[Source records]
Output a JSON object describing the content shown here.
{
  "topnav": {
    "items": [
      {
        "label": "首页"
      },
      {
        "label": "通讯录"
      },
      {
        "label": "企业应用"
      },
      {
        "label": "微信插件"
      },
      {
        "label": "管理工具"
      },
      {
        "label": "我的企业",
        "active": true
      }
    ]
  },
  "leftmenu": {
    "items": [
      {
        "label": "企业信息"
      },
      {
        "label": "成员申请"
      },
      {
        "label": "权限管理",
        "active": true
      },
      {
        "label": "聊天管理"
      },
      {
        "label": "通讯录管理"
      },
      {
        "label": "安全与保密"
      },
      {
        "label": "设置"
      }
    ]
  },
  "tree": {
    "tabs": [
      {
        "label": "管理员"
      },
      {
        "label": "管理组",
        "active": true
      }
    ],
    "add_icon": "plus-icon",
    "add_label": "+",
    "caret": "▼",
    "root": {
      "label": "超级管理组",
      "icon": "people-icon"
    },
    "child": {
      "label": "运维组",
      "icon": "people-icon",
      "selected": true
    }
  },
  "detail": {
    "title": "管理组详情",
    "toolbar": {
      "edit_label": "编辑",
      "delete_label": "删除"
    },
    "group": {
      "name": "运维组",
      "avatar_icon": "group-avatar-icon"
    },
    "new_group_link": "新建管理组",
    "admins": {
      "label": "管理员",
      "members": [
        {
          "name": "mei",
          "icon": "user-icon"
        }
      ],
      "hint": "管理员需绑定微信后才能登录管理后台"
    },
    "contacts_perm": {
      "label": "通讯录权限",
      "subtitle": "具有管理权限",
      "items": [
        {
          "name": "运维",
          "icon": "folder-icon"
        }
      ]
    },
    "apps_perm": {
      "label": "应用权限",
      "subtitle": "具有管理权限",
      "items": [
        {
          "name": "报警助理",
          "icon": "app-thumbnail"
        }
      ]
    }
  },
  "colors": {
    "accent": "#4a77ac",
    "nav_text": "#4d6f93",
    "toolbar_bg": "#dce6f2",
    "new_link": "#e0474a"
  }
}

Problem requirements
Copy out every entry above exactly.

Task solution
Output a JSON object describing the content shown here.
{
  "topnav": {
    "items": [
      {
        "label": "首页"
      },
      {
        "label": "通讯录"
      },
      {
        "label": "企业应用"
      },
      {
        "label": "微信插件"
      },
      {
        "label": "管理工具"
      },
      {
        "label": "我的企业",
        "active": true
      }
    ]
  },
  "leftmenu": {
    "items": [
      {
        "label": "企业信息"
      },
      {
        "label": "成员申请"
      },
      {
        "label": "权限管理",
        "active": true
      },
      {
        "label": "聊天管理"
      },
      {
        "label": "通讯录管理"
      },
      {
        "label": "安全与保密"
      },
      {
        "label": "设置"
      }
    ]
  },
  "tree": {
    "tabs": [
      {
        "label": "管理员"
      },
      {
        "label": "管理组",
        "active": true
      }
    ],
    "add_icon": "plus-icon",
    "add_label": "+",
    "caret": "▼",
    "root": {
      "label": "超级管理组",
      "icon": "people-icon"
    },
    "child": {
      "label": "运维组",
      "icon": "people-icon",
      "selected": true
    }
  },
  "detail": {
    "title": "管理组详情",
    "toolbar": {
      "edit_label": "编辑",
      "delete_label": "删除"
    },
    "group": {
      "name": "运维组",
      "avatar_icon": "group-avatar-icon"
    },
    "new_group_link": "新建管理组",
    "admins": {
      "label": "管理员",
      "members": [
        {
          "name": "mei",
          "icon": "user-icon"
        }
      ],
      "hint": "管理员需绑定微信后才能登录管理后台"
    },
    "contacts_perm": {
      "label": "通讯录权限",
      "subtitle": "具有管理权限",
      "items": [
        {
          "name": "运维",
          "icon": "folder-icon"
        }
      ]
    },
    "apps_perm": {
      "label": "应用权限",
      "subtitle": "具有管理权限",
      "items": [
        {
          "name": "报警助理",
          "icon": "app-thumbnail"
        }
      ]
    }
  },
  "colors": {
    "accent": "#4a77ac",
    "nav_text": "#4d6f93",
    "toolbar_bg": "#dce6f2",
    "new_link": "#e0474a"
  }
}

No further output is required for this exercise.